by cheri block sabraw
Four infants we were, squirming with life and looking like furry little jellybeans arranged neatly in a teeny nest. Relieved of the crushing pressure of the birth canal, I had whizzed down the chute in a precipitous dive, far away from the predictable ticking of Mother’s heart, landing on top of Amos.
I had barely rolled off his back and was trying to open my eyes to a brightness unfamiliar in my previous darkened space when sister Sadie hit me in the gut as she, too, entered the world. In a deeper divot, came Delbert.
Then, like a ball of cookie dough, I was kneaded, molded, flattened, and shaped. Something efficient and rough first addressed my shoulder, sending my damp fur left and right, up and down.

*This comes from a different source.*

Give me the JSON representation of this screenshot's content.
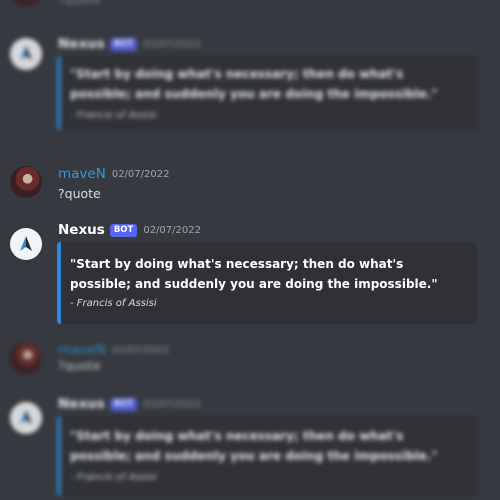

Before I could say, “That feels heavenly,” this tongue and tool flipped me over and assiduously began working on my underside, urging the life forces of blood flow and energy.

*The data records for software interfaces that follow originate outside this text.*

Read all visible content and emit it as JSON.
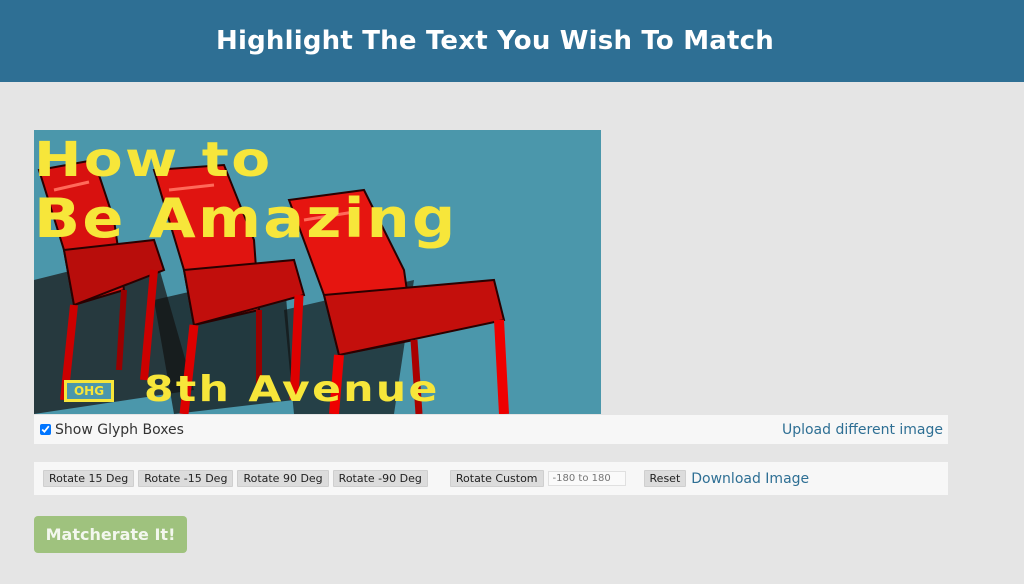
{
  "header": {
    "title": "Highlight The Text You Wish To Match"
  },
  "image": {
    "title_line1": "How to",
    "title_line2": "Be Amazing",
    "logo_text": "OHG",
    "bottom_text": "8th Avenue",
    "colors": {
      "background": "#4b97ab",
      "text": "#f7e63a",
      "chairs": "#d8110f"
    }
  },
  "glyph": {
    "checkbox_checked": true,
    "checkbox_label": "Show Glyph Boxes",
    "upload_link": "Upload different image"
  },
  "toolbar": {
    "rotate_15": "Rotate 15 Deg",
    "rotate_neg15": "Rotate -15 Deg",
    "rotate_90": "Rotate 90 Deg",
    "rotate_neg90": "Rotate -90 Deg",
    "rotate_custom": "Rotate Custom",
    "custom_placeholder": "-180 to 180",
    "reset": "Reset",
    "download": "Download Image"
  },
  "submit": {
    "label": "Matcherate It!"
  },
  "colors": {
    "header_bg": "#2e6f94",
    "page_bg": "#e5e5e5",
    "link": "#2e6f94",
    "submit_bg": "#9fc27e"
  }
}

Left to dry out, like a chamois, I slept.
So, here I am, a citizen of my world, awakening to its sweetness.
I like my new home, our nest. And I am coping with my three siblings. The basic health care Mother is providing in an obsessive compulsive lick is doing the trick.
But what about hamster dignity? We are, after all, on top of each other without escape from, shall I say at this juncture, our idiosyncrasies.
Amos is already fretting about his placement in a human home.
Sadie is biting her nails like a nervous Nellie.
Delbert hangs on to me in a needy clutch.
Soon, a large round human face will stare into our home and a hand the size of Texas will reach in to pluck us out, dropping us into a small box, not unlike a Chinese take-out carton.
My reverie was broken this morning when an unfamiliar sound scared the Mother’s milk right out of me.
The lights went out in the shop; Mother made a panicky chirping sound and crouched on top of our nest, shielding us from the din. Deep into the cedar chips, my collective memory opened into a kaleidoscope of ideas from previous lives.
I was a Buddhist Hamster. They called me Bodhisattva Ham. My anxious siblings didn’t exist, especially when I detached myself from their essences.
I stopped all excess and became ascetic. Only one oat per day. Life simplified.
It was good.
Now is good, too.
The future with its grandeur and potential, the past with its loss and mystery, the present with a warm blanket of soft white fur sealing us off from the noise of the room.